▸ Instructions for the task
Give only the number of lines in these records that include "amazonaws".

Excerpts from an interface dataset
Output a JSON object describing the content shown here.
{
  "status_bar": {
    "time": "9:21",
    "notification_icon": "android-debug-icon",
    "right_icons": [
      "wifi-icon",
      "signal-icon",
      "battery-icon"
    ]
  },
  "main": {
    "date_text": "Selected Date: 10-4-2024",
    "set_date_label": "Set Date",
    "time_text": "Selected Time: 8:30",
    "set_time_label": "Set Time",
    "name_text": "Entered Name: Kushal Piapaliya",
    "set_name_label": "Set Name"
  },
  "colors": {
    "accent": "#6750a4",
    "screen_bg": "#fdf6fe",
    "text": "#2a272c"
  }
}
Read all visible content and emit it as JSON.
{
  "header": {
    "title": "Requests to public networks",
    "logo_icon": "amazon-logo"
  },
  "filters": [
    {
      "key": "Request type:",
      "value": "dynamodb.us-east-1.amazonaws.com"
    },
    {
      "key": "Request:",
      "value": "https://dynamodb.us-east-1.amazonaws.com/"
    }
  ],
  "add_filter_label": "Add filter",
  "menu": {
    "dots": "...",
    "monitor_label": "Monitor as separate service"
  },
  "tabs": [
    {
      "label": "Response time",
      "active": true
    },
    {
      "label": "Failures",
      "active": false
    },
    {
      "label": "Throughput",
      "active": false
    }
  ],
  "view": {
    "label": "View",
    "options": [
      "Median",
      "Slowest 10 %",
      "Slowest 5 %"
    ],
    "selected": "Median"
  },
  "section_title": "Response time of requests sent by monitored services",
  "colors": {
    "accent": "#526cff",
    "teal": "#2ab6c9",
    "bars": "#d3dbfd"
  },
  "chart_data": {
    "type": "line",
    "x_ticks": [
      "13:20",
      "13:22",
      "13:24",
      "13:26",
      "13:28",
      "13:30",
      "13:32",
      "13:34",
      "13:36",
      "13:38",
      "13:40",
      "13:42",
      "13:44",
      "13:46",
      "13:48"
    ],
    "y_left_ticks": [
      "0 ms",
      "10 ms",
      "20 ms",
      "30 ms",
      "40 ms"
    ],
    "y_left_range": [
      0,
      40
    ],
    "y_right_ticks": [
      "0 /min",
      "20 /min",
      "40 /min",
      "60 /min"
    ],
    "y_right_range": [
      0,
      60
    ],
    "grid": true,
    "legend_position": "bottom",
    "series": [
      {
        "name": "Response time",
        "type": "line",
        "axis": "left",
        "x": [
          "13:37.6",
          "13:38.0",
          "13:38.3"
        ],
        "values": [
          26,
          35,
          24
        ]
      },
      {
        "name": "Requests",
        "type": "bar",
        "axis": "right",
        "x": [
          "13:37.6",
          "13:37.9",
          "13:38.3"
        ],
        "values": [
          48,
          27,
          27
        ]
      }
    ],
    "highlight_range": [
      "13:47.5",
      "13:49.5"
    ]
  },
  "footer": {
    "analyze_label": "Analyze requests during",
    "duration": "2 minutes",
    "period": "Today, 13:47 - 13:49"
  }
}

▸ Solution for this exercise
2